**TASK**
Check each line of the records below for the word "title" and copy those where it appears.

**RECORDED DATA**

□ □ □ □ □ □ □

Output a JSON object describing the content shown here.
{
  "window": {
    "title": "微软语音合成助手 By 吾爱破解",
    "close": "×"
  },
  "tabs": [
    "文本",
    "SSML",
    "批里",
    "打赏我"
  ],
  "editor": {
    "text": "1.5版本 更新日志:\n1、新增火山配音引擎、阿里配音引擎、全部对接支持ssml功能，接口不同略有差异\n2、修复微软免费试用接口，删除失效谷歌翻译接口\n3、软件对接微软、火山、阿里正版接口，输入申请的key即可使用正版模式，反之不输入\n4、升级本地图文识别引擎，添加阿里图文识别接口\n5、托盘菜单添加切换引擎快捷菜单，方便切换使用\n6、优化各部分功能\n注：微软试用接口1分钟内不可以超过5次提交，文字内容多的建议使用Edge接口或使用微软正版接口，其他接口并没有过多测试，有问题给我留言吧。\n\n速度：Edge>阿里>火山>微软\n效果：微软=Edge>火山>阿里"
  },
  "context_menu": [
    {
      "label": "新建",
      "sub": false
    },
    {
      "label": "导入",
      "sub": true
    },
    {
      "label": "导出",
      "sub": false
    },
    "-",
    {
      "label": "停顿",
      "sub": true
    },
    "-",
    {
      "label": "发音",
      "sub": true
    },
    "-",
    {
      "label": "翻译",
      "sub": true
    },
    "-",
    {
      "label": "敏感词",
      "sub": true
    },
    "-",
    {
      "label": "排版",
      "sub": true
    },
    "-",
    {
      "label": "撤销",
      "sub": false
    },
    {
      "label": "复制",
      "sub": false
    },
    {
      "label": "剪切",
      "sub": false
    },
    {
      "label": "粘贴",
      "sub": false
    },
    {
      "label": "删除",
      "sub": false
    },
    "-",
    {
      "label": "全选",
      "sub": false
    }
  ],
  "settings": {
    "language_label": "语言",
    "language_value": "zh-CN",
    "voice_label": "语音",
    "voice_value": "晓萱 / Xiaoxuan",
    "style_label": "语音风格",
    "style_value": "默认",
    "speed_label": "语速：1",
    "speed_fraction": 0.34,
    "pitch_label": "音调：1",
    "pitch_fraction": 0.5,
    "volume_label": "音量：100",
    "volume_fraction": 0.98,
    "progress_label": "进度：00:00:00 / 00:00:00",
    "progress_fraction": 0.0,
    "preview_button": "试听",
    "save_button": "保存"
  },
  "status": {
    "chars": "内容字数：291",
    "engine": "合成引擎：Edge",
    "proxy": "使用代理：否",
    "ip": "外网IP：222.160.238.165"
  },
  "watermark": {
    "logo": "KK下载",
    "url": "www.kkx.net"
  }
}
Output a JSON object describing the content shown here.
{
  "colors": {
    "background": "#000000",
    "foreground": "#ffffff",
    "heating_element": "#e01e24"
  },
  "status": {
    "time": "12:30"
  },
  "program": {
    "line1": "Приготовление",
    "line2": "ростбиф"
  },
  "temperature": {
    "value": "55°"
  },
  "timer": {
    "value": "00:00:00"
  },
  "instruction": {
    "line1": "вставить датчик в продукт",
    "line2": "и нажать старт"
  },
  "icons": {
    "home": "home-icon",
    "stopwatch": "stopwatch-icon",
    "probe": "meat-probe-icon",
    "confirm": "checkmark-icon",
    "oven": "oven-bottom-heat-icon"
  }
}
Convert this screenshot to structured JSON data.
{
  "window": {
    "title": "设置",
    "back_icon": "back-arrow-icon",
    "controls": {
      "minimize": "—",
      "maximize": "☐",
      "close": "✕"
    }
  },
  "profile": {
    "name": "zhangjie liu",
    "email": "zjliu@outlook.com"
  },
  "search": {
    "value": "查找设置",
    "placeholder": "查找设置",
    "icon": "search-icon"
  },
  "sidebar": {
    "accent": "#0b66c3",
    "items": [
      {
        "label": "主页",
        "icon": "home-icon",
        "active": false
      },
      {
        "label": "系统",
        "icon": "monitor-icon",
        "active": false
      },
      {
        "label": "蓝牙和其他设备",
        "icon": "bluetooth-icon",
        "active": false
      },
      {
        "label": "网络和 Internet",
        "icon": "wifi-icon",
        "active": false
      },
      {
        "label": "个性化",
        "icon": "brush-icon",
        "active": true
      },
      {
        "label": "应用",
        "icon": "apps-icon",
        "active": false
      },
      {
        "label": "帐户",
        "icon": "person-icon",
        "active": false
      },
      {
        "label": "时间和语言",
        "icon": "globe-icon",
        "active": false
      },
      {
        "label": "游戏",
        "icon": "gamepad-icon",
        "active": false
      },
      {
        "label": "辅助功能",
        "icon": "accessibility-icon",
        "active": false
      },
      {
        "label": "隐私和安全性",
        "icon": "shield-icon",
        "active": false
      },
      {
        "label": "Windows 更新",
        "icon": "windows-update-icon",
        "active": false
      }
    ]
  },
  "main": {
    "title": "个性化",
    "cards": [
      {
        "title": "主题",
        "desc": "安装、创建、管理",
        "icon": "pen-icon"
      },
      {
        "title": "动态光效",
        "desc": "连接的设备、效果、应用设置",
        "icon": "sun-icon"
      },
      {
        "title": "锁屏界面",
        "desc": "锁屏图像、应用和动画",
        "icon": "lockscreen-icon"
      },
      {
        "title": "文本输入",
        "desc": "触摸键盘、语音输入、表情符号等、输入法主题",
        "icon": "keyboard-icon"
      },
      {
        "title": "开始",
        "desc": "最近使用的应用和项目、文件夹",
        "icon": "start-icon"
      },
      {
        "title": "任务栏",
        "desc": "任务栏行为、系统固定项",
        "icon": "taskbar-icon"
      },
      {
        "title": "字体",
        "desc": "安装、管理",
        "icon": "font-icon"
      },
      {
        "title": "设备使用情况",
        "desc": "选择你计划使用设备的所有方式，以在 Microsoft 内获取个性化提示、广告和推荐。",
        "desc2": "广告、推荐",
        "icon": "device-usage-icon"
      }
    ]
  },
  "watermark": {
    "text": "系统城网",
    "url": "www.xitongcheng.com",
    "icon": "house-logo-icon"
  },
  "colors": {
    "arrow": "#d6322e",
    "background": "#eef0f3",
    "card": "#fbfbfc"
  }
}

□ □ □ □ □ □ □

**EXPECTED OUTPUT**
    "title": "微软语音合成助手 By 吾爱破解",
    "title": "设置",
    "title": "个性化",
        "title": "主题",
        "title": "动态光效",
        "title": "锁屏界面",
        "title": "文本输入",
        "title": "开始",
        "title": "任务栏",
        "title": "字体",
        "title": "设备使用情况",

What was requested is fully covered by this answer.